PROBLEM TO WORK ON. Please return all lines from the records below that include the string "this".

SOURCE DATA: Begin

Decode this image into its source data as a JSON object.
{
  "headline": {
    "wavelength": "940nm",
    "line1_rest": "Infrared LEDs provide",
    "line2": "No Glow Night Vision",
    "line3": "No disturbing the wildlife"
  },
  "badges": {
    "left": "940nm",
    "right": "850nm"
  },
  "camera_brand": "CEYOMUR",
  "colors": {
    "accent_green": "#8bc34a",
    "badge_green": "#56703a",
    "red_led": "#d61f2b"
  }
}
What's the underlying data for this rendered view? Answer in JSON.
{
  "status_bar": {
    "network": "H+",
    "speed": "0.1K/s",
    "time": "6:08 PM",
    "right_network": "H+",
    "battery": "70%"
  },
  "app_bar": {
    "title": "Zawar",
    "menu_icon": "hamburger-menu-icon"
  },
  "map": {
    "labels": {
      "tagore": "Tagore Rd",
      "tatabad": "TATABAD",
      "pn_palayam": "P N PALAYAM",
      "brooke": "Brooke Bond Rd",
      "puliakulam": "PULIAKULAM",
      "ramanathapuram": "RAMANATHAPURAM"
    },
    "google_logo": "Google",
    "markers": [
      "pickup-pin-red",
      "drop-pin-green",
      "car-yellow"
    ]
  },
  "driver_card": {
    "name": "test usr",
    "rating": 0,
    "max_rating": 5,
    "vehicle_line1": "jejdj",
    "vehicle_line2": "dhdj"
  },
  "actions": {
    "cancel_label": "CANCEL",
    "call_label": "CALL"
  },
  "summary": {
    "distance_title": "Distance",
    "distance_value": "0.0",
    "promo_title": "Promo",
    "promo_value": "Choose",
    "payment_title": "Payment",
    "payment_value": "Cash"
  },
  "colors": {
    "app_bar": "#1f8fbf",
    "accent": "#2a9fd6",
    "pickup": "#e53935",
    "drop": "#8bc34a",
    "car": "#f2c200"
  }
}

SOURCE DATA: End

RESPONSE BOX.
Decode this image into its source data as a JSON object.
What's the underlying data for this rendered view? Answer in JSON.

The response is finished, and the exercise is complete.